THE TASK
When a line in the records contains the string "Open", copy that line.

RAW DATA section start

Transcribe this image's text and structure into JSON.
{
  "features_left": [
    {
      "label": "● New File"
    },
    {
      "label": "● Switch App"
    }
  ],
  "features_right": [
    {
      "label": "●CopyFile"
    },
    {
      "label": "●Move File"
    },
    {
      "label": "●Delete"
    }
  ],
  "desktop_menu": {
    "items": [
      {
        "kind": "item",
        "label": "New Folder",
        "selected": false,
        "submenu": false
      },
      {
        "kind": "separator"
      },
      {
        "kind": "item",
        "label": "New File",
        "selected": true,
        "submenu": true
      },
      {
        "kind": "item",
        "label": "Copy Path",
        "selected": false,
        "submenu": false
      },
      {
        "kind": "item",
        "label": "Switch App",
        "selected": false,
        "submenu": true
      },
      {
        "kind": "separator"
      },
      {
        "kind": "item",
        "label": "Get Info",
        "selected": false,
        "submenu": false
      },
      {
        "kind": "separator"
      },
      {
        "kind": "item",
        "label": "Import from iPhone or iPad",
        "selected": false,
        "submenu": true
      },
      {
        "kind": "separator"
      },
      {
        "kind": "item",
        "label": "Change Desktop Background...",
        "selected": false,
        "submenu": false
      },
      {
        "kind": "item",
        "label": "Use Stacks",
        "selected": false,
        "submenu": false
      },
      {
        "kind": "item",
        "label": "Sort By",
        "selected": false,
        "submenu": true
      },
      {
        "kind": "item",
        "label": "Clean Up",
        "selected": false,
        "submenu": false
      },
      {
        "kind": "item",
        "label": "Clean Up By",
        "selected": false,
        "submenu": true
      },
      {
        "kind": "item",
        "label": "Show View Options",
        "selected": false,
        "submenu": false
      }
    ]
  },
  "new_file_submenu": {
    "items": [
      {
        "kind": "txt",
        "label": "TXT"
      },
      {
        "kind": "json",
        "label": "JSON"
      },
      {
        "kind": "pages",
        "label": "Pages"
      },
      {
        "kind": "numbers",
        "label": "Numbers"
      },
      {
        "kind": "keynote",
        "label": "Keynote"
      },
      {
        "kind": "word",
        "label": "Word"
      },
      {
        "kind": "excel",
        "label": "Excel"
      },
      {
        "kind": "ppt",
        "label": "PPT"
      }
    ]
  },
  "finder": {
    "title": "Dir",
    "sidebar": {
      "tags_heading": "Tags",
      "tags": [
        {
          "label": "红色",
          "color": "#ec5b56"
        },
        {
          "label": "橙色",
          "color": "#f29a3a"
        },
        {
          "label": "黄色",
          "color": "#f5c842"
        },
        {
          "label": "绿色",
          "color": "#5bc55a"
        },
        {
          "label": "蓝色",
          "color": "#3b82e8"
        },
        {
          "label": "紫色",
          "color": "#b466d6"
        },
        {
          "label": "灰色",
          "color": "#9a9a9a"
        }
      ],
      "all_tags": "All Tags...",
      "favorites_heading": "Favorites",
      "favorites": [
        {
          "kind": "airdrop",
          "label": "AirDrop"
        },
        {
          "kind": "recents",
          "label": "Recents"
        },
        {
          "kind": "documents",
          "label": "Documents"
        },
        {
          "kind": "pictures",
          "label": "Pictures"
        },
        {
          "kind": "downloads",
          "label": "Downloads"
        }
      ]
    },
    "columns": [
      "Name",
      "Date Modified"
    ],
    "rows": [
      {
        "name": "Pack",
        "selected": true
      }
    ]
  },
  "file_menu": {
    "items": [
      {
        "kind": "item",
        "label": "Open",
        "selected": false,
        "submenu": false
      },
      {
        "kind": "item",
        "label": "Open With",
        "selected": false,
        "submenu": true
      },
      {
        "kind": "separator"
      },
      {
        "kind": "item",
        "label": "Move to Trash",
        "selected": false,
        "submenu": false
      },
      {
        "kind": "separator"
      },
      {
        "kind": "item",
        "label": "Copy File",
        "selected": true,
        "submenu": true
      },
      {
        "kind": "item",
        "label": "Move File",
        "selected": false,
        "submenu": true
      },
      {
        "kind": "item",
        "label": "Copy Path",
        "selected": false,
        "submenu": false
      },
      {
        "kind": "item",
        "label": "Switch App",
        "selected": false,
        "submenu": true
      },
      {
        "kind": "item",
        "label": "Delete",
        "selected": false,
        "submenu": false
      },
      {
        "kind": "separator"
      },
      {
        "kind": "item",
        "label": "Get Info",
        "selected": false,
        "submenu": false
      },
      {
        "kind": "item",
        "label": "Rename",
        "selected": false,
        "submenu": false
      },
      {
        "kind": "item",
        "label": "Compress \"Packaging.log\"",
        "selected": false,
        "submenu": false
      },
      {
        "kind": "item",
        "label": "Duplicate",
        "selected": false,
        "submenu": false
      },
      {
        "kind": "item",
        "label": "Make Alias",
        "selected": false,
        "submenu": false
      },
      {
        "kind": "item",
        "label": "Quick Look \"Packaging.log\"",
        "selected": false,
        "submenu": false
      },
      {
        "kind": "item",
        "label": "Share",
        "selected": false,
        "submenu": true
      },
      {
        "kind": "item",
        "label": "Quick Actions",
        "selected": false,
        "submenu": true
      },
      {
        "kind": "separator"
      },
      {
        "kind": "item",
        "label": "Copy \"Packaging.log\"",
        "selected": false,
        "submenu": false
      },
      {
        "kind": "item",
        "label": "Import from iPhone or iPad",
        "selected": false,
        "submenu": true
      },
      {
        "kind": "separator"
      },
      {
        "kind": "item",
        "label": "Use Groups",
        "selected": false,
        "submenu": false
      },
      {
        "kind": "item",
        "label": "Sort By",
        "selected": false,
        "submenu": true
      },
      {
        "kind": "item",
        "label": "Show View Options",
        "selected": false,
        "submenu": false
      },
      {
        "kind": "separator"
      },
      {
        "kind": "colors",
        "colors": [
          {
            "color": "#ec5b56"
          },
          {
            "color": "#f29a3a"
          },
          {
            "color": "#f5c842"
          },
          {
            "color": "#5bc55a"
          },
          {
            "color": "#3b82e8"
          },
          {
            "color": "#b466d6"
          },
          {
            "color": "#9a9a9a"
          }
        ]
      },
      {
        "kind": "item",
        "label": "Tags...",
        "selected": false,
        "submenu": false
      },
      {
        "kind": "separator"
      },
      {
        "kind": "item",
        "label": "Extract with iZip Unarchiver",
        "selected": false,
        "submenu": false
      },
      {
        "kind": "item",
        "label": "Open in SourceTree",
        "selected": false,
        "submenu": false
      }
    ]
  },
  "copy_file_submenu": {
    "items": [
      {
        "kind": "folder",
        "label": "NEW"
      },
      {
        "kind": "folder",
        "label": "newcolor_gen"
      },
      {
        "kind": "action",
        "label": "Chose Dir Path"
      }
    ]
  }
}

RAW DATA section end

RESPONSE AREA
        "label": "Open",
        "label": "Open With",
        "label": "Open in SourceTree",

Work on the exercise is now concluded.